**Source data**.
___
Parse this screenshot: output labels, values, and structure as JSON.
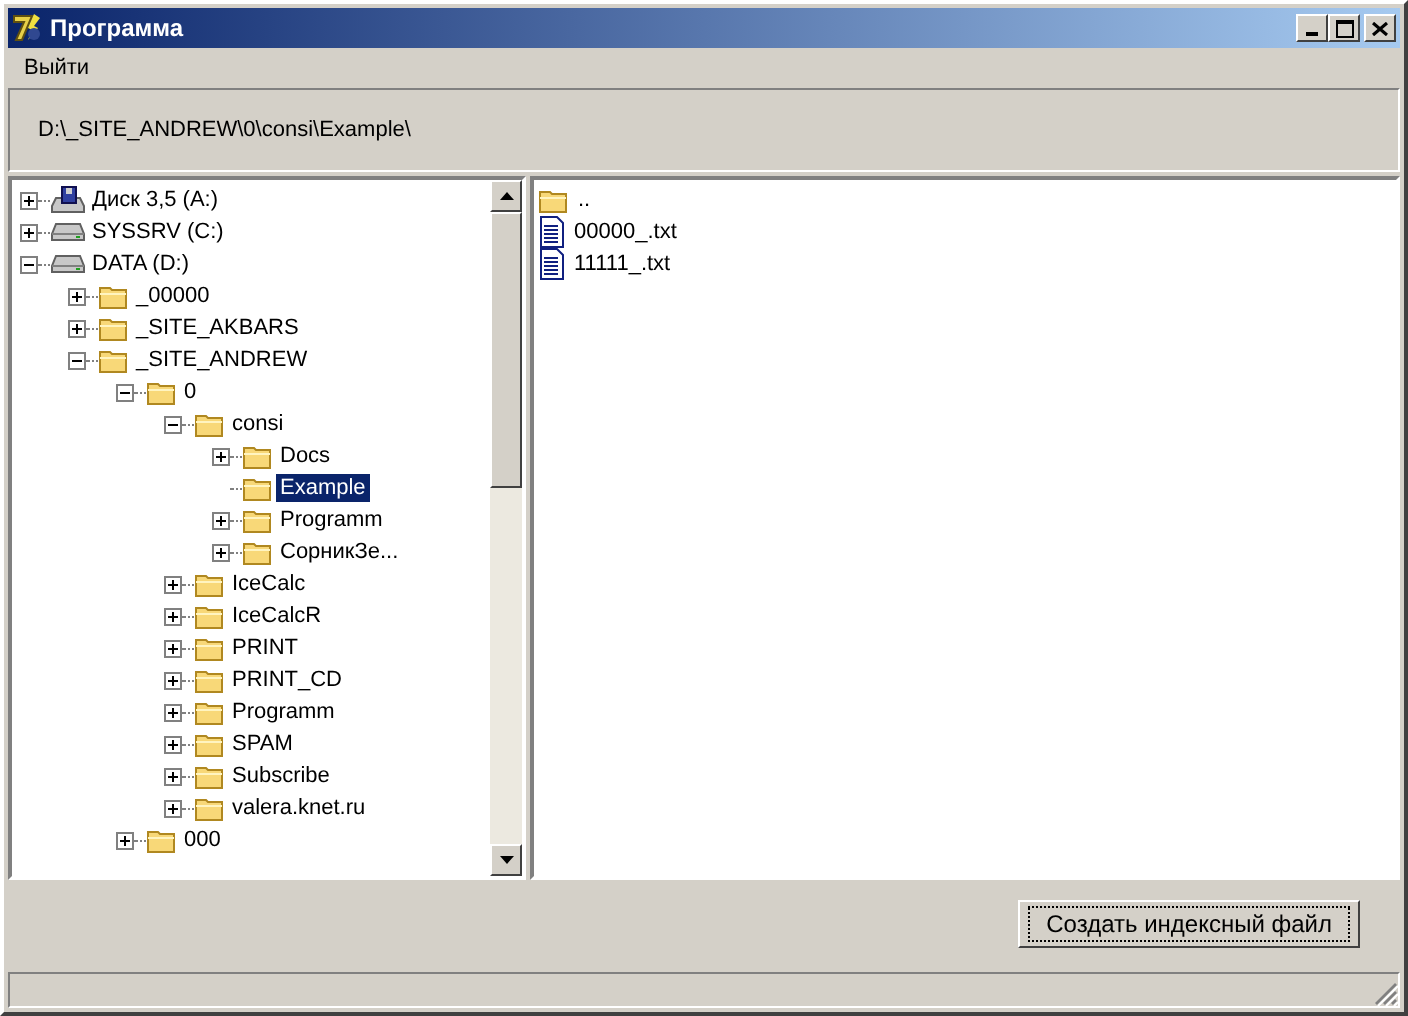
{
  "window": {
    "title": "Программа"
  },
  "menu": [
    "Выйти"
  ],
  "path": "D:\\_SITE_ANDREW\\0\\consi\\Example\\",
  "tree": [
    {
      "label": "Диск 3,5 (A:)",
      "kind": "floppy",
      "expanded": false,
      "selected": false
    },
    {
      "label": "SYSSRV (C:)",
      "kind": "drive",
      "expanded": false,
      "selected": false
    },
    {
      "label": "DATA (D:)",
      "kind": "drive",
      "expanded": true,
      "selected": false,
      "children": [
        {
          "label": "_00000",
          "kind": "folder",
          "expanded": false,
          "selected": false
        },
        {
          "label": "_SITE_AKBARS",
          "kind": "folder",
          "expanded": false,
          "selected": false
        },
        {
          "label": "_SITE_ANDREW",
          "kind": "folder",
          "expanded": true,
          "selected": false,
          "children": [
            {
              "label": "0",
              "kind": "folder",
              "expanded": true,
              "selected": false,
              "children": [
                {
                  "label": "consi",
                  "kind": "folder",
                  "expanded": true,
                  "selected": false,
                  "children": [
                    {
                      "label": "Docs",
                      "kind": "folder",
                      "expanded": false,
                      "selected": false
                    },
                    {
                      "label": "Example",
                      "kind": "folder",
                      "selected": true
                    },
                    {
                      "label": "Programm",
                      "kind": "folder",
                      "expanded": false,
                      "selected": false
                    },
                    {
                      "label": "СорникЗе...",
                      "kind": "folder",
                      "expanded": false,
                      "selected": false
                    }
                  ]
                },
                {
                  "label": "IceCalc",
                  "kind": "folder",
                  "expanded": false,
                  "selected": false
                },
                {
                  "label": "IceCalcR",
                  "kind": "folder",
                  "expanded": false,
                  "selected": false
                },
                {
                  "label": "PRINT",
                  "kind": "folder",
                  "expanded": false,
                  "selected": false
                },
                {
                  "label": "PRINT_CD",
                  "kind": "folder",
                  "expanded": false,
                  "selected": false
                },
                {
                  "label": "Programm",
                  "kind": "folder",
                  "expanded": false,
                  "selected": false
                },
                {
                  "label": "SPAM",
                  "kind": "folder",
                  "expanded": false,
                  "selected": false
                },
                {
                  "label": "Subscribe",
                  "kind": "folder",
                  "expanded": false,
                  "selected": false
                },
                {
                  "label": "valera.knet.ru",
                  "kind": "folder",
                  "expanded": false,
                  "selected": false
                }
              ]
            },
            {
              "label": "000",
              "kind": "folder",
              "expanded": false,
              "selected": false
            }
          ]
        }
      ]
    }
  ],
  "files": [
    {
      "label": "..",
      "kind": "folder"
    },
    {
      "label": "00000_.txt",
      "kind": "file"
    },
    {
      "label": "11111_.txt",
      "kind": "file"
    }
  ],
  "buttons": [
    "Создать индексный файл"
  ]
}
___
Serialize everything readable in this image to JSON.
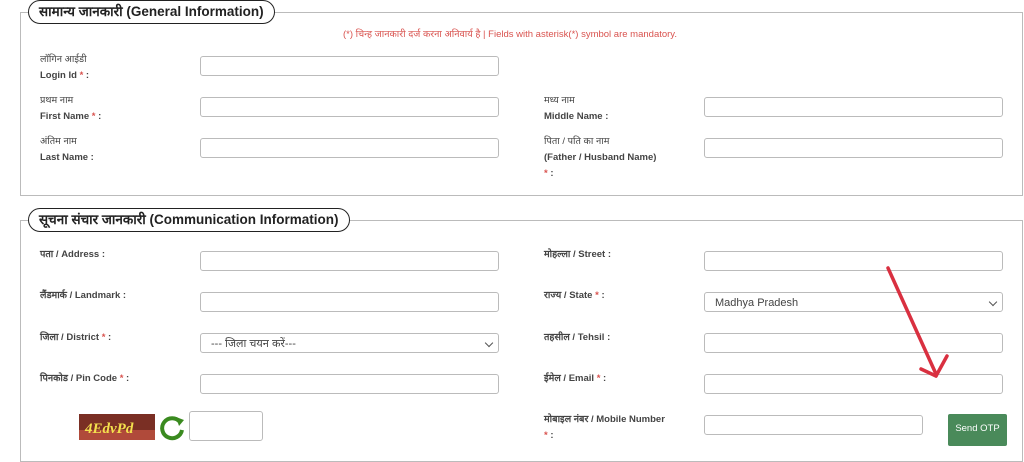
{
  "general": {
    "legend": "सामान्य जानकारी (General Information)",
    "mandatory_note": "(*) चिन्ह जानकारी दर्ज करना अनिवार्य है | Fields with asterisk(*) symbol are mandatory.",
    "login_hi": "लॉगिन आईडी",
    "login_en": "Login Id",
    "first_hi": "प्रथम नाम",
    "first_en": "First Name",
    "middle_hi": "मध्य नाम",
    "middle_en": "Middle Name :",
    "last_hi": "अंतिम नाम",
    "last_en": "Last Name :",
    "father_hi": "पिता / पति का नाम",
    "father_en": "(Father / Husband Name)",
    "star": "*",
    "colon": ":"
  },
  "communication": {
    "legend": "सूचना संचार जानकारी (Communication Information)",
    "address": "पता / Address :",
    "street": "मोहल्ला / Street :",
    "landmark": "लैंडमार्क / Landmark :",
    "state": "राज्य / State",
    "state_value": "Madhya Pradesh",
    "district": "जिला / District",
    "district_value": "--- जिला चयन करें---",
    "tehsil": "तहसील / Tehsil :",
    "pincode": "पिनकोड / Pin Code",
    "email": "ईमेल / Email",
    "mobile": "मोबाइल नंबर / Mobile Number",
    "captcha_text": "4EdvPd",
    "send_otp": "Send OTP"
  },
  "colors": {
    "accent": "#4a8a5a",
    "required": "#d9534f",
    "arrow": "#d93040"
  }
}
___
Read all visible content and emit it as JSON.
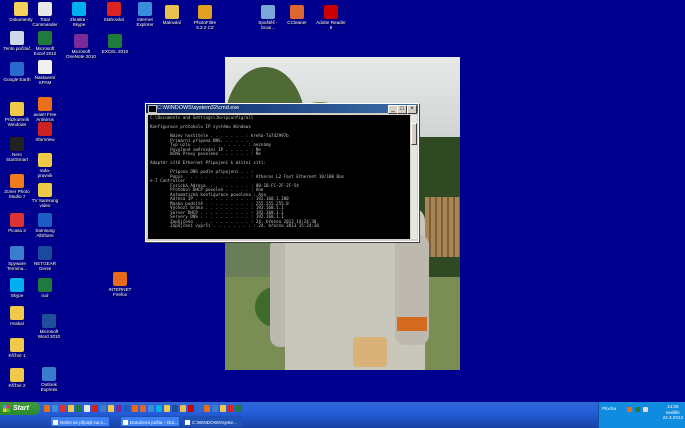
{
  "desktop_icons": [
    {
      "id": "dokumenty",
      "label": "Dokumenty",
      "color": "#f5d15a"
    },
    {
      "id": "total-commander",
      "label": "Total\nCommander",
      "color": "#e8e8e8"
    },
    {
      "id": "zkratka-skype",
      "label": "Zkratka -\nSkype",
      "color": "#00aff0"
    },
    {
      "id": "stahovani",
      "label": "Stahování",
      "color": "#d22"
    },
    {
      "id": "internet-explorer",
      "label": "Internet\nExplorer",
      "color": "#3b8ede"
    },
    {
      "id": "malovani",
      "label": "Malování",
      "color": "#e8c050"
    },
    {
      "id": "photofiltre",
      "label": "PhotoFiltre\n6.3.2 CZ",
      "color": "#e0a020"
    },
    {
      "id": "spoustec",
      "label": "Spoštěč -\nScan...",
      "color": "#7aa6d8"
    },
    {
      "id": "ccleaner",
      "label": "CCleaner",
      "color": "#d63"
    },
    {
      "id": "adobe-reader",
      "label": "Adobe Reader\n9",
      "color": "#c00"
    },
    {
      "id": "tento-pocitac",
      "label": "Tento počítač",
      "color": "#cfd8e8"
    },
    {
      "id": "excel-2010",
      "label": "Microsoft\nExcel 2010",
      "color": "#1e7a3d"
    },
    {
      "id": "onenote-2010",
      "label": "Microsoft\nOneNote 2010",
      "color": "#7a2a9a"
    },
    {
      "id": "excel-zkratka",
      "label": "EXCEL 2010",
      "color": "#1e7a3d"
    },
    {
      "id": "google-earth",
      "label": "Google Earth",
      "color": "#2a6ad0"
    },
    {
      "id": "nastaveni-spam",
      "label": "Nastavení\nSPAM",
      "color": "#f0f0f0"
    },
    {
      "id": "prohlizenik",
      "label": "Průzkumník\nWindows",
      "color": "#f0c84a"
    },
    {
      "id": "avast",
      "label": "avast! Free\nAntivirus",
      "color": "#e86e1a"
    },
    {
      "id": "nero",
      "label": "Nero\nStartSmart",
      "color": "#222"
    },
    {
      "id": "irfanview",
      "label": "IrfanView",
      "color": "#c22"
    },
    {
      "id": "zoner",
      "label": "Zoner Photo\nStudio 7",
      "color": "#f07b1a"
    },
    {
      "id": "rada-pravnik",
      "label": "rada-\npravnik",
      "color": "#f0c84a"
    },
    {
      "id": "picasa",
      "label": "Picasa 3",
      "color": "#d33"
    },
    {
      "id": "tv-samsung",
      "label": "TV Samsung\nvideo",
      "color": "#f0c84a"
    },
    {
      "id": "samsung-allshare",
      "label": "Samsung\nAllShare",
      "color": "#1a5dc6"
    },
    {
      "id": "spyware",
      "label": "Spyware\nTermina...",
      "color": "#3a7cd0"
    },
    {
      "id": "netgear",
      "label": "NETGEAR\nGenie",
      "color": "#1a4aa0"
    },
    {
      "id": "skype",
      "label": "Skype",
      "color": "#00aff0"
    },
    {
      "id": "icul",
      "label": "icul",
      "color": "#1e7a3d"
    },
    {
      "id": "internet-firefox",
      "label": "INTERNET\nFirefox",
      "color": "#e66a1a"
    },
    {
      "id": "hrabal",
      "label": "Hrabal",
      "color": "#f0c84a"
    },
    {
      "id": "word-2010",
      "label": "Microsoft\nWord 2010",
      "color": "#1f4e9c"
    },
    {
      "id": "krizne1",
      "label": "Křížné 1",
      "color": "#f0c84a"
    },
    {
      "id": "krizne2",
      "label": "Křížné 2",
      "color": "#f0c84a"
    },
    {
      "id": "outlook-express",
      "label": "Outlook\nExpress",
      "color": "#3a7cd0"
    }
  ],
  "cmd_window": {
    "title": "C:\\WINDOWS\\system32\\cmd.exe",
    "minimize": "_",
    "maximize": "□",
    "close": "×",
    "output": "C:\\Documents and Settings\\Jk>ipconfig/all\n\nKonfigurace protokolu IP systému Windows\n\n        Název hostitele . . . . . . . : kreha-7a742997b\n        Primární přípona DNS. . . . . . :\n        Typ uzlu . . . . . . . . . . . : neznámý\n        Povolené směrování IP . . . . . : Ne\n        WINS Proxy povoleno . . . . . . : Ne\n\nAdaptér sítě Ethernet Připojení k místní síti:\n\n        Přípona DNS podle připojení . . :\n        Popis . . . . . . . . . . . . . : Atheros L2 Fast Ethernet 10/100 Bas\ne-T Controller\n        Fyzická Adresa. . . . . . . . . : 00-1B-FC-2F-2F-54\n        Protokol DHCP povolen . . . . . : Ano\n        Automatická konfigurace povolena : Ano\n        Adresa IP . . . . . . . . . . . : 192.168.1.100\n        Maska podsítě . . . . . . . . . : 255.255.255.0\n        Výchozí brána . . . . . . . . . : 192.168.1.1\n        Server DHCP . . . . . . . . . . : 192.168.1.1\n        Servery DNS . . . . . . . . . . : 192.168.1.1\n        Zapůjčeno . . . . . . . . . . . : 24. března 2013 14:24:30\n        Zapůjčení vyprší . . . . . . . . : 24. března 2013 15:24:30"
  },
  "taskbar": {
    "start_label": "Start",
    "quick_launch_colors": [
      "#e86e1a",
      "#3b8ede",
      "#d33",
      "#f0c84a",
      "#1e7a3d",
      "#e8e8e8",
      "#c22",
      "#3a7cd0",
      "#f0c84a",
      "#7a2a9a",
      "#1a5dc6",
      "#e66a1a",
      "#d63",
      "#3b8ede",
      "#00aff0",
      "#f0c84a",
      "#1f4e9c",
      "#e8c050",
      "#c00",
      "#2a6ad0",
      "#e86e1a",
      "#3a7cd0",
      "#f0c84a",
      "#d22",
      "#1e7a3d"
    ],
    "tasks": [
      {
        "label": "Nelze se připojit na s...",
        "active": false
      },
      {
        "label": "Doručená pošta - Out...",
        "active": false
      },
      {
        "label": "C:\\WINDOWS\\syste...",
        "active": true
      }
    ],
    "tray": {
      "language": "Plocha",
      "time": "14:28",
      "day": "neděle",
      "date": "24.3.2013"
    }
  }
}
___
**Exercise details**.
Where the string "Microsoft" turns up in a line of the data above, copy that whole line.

**Expected output**.
      "label": "Microsoft\nExcel 2010",
      "label": "Microsoft\nOneNote 2010",
      "label": "Microsoft\nWord 2010",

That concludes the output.